(INFORMATION GIVEN Opens)
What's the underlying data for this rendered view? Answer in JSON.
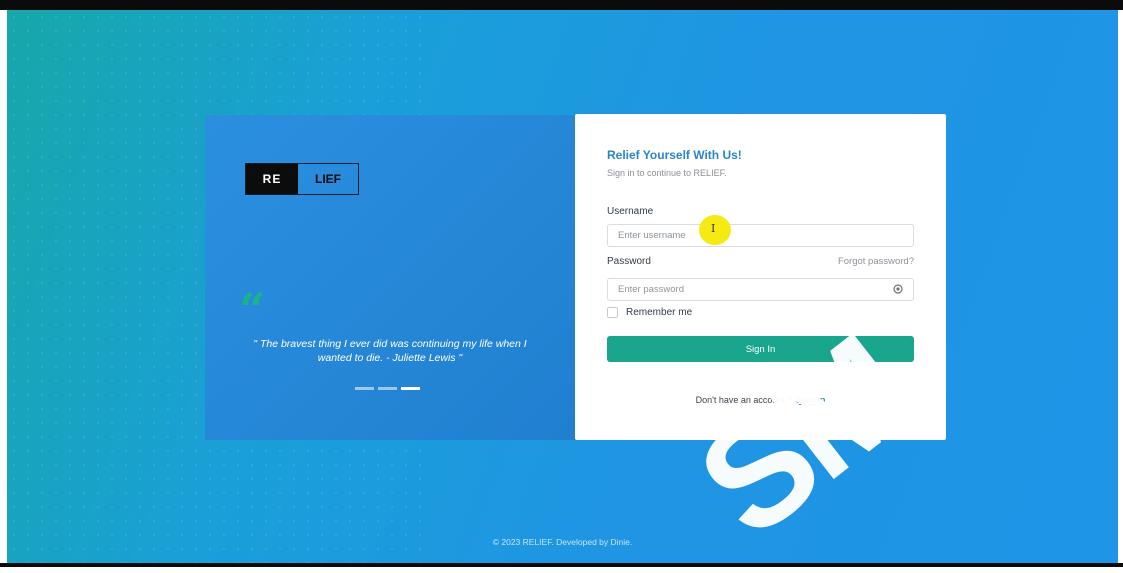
{
  "brand": {
    "logo_left": "RE",
    "logo_right": "LIEF"
  },
  "hero": {
    "quote_mark": "“",
    "quote": "\" The bravest thing I ever did was continuing my life when I wanted to die. - Juliette Lewis \"",
    "carousel": {
      "count": 3,
      "active_index": 2
    }
  },
  "login": {
    "title": "Relief Yourself With Us!",
    "subtitle": "Sign in to continue to RELIEF.",
    "username_label": "Username",
    "username_placeholder": "Enter username",
    "password_label": "Password",
    "forgot_password": "Forgot password?",
    "password_placeholder": "Enter password",
    "remember_me": "Remember me",
    "sign_in_button": "Sign In",
    "no_account_text": "Don't have an account ?",
    "signup_link": "Signup"
  },
  "footer": {
    "text": "© 2023 RELIEF. Developed by Dinie."
  },
  "watermark": "SM",
  "colors": {
    "accent_blue": "#2a86c7",
    "button_teal": "#1aa58f",
    "background_blue": "#1e95e6",
    "quote_green": "#19b48a"
  },
  "icons": {
    "password_toggle": "eye-icon",
    "cursor": "text-cursor-icon"
  }
}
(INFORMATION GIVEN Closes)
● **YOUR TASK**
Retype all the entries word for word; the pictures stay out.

● **RESPONSE TO THE EXERCISE**
What's the underlying data for this rendered view? Answer in JSON.
{
  "brand": {
    "logo_left": "RE",
    "logo_right": "LIEF"
  },
  "hero": {
    "quote_mark": "“",
    "quote": "\" The bravest thing I ever did was continuing my life when I wanted to die. - Juliette Lewis \"",
    "carousel": {
      "count": 3,
      "active_index": 2
    }
  },
  "login": {
    "title": "Relief Yourself With Us!",
    "subtitle": "Sign in to continue to RELIEF.",
    "username_label": "Username",
    "username_placeholder": "Enter username",
    "password_label": "Password",
    "forgot_password": "Forgot password?",
    "password_placeholder": "Enter password",
    "remember_me": "Remember me",
    "sign_in_button": "Sign In",
    "no_account_text": "Don't have an account ?",
    "signup_link": "Signup"
  },
  "footer": {
    "text": "© 2023 RELIEF. Developed by Dinie."
  },
  "watermark": "SM",
  "colors": {
    "accent_blue": "#2a86c7",
    "button_teal": "#1aa58f",
    "background_blue": "#1e95e6",
    "quote_green": "#19b48a"
  },
  "icons": {
    "password_toggle": "eye-icon",
    "cursor": "text-cursor-icon"
  }
}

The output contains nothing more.